I was warmly greeted by my new family – or at least that’s how it felt. The battalion of staff on hand to tend to my every need were the friendliest mob I’ve encountered in all of our quests, so far. With one to take my coat, another to show me to my table, one to magic me some bread rolls, another to take my drink order, another to take my food order, all seamlessly integrated into one overall production line of quality service, I have to say that they ensured that I experienced their stylish restaurant to its best possible advantage.
So, did the chaps in the kitchen match the quality of their front of house colleagues? Well, the short answer is no, but that’s not to say that the food on offer wasn’t without its merits.
From their lunchtime seasonal menu (two courses for £14.50), I chose the roasted pumpkin soup with croutons, followed by the braised Blairgowrie ox cheeks, served with horseradish mash and roasted root vegetables.
The soup arrived promptly and looked very bonnie in its stylish bowl. It was scalding hot (I wouldn’t dare suggest it had been microwaved, but it certainly had been given a very intense blast of heat shortly prior to its arrival at the table), which meant the first few spoonfuls were not the most flavour-packed, but it certainly improved as I made my way through the bowl. The croutons lacked crunch, so just ended up as soggy matter, which was a little disappointing, but the good crusty bread which the roll man had brought me meant I could derive the additional crunchy texture by my own invention.
The ox cheeks arrived quickly thereafter, and looked very neat and tidy.
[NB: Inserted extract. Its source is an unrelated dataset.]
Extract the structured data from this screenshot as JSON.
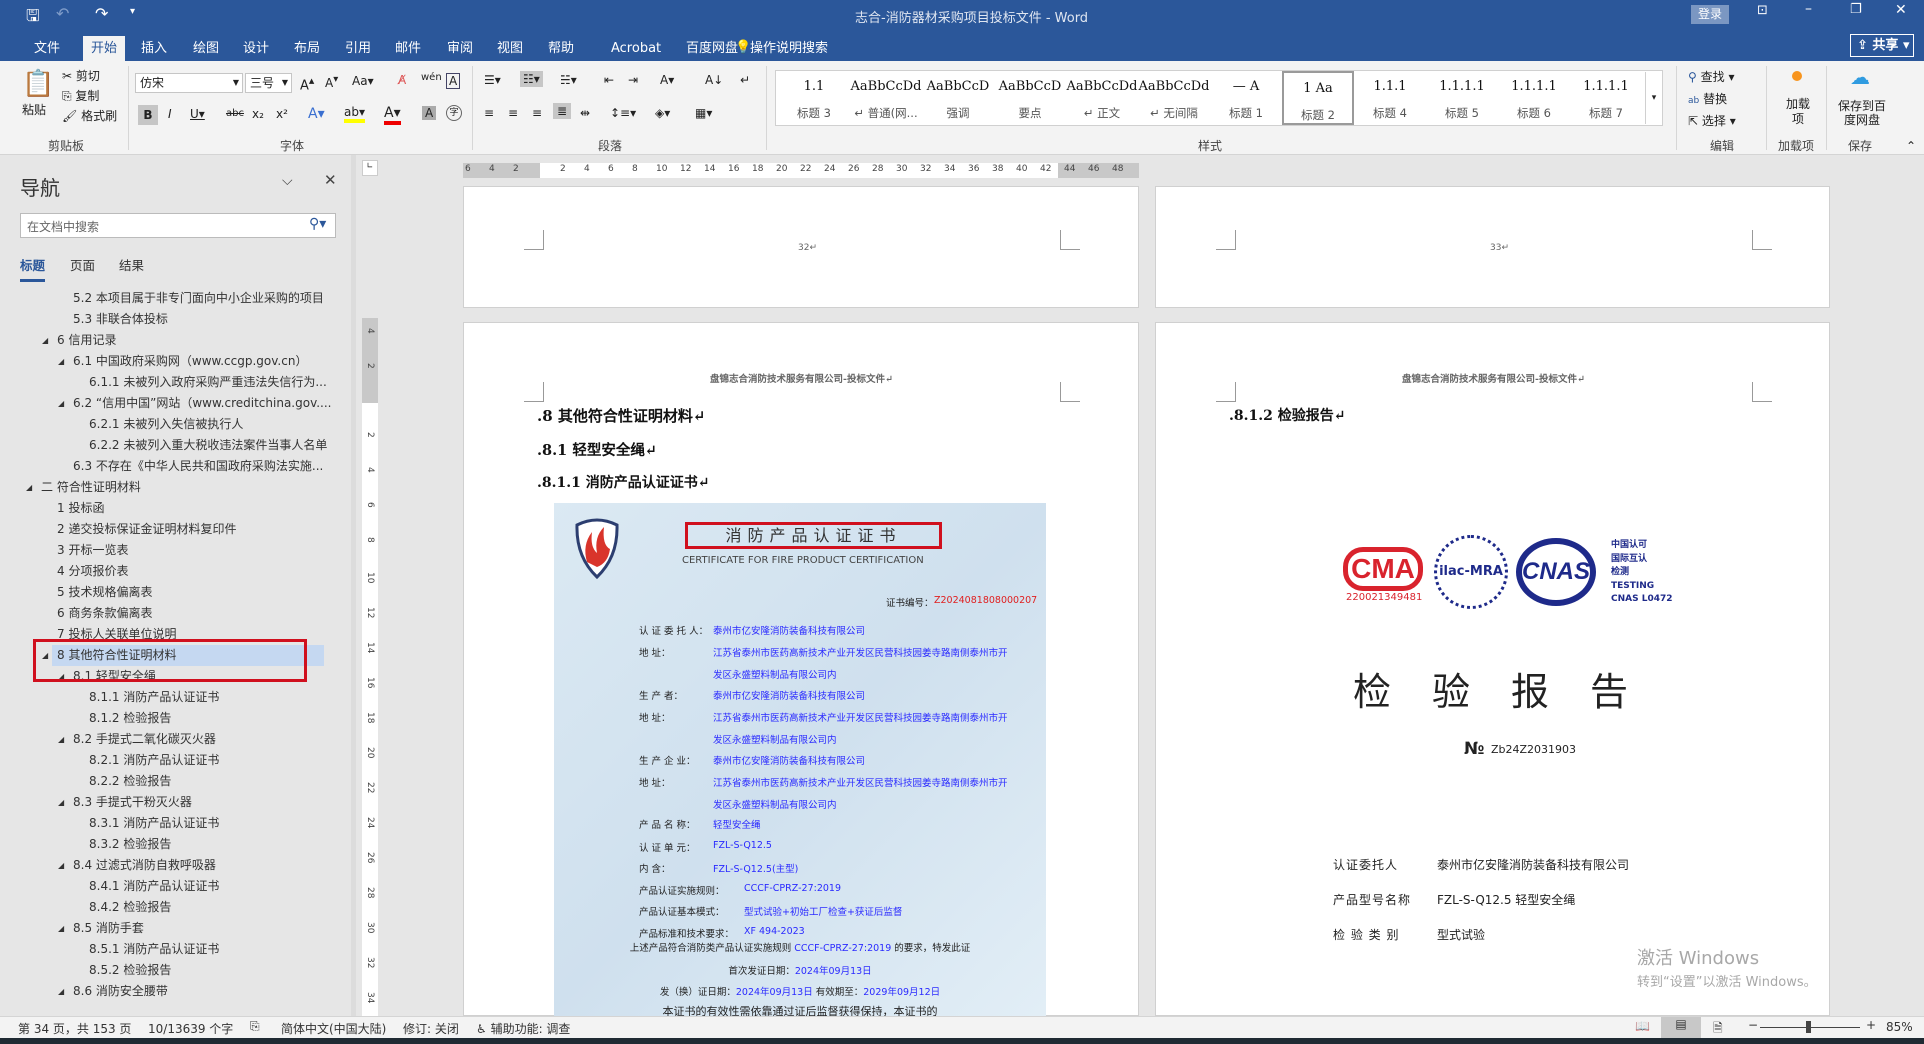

My cutlery supervisor had brought me a sharp steak knife to deal with the meaty goodness. He needn’t have bothered as the beautifully braised meat fell apart at the mere whisper of the word “knife”; just the shadow of the steak knife made it gently quiver then crumble in to chunky morsels.
The sweetness of the horseradish mash gently resolved in to a light nasal heat, and the intense savoury of the meat balanced this well, but the gravy took on a little too much of the sweetness, and things weren’t aided by parsnips and carrots. They were beautifully prepared, but they tipped the balance of the dish to overly sweet for my palette.
A nice espresso with dainty petit fours (a fruit jelly, a little nougat, and a very buttery chocolate caramel) rounded out what had been an enjoyable lunchtime interlude.
Overall, I was impressed by Hadrian’s. The service was spot-on: friendly, attentive, helpful and welcoming. It’s a shame that the food didn’t quite match this level of excellence. Still, I enjoyed my visit and can imagine myself popping back from time to time, not least to see how their seasonal lunch menu evolves over the coming months.
Blythe scores Hadrian’s Brasserie:
3.5/5 for food
3.5/5 for presentation
5/5 for service
4/5 for setting
giving an overall 16/20
Today’s quester was: Blythe
I ate: roasted pumpkin soup, ox cheeks with horseradish mash
I drank: sparkly water, espresso
I wore: Red, white and blue checked www.tieclub.co.uk tie
Total bill: c.£20